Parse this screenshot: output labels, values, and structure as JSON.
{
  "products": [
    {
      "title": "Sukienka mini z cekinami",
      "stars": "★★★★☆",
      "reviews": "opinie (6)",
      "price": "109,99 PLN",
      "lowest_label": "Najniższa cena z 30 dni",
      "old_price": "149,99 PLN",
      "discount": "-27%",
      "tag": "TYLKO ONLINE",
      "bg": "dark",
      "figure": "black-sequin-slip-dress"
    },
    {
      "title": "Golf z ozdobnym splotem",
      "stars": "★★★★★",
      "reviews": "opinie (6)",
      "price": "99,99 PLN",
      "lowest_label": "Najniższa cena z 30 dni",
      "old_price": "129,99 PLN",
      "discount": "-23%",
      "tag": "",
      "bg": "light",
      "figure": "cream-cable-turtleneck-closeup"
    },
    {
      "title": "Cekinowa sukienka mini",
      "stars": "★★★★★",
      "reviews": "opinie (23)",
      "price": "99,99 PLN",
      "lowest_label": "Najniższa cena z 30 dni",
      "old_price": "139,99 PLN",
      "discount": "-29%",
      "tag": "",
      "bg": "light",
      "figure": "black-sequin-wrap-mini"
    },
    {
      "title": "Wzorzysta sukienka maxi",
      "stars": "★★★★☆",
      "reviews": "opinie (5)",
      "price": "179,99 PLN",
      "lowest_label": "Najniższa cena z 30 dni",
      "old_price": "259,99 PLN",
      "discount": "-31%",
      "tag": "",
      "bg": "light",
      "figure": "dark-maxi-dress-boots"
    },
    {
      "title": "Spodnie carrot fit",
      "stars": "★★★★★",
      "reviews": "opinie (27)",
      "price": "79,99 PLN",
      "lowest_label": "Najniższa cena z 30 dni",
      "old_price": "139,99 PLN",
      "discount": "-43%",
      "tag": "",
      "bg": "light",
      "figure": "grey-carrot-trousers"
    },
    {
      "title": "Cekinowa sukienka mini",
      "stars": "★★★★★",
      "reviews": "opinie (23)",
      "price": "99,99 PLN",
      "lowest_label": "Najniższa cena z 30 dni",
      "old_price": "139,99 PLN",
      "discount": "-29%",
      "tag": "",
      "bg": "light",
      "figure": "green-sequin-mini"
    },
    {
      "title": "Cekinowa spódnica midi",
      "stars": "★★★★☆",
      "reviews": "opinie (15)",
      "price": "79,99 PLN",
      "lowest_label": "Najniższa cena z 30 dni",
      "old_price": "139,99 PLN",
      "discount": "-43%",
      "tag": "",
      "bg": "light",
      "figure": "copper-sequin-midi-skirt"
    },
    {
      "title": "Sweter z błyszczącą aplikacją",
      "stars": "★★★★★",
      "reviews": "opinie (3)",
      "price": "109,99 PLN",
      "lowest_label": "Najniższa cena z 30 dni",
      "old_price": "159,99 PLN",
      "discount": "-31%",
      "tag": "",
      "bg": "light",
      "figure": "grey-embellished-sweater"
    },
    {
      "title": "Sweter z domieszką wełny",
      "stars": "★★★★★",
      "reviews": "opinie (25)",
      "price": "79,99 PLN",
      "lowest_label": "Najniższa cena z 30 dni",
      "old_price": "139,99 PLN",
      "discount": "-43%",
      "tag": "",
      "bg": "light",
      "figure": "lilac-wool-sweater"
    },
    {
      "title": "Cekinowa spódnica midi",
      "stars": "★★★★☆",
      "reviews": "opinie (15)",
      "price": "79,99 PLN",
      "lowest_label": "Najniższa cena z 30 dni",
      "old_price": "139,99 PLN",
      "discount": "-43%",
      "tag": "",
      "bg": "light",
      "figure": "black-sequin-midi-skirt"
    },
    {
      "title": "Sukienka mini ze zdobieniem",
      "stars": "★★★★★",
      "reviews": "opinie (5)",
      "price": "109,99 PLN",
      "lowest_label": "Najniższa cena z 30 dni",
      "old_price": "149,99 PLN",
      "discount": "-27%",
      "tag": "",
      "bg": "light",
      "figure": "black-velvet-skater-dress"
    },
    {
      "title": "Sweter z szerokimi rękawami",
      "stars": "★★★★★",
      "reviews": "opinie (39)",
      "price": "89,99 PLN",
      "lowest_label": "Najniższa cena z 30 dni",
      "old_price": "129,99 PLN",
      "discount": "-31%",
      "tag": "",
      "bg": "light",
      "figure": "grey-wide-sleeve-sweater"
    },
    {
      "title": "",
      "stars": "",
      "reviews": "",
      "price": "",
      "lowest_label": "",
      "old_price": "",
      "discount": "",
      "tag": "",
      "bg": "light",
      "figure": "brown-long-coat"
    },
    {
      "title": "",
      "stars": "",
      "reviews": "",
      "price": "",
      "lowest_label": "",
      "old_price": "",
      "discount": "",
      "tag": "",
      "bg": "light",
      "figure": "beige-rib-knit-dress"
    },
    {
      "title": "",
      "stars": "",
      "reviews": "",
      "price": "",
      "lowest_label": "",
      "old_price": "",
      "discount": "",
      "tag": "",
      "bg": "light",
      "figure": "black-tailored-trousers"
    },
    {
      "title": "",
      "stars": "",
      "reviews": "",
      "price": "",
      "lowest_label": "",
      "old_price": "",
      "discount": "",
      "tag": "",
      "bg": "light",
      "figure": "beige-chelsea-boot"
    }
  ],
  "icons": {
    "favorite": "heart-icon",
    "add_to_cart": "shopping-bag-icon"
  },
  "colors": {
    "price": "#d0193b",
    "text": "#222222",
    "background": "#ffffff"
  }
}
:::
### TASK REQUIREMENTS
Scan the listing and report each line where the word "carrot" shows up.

### TASK RESPONSE
      "title": "Spodnie carrot fit",
      "figure": "grey-carrot-trousers"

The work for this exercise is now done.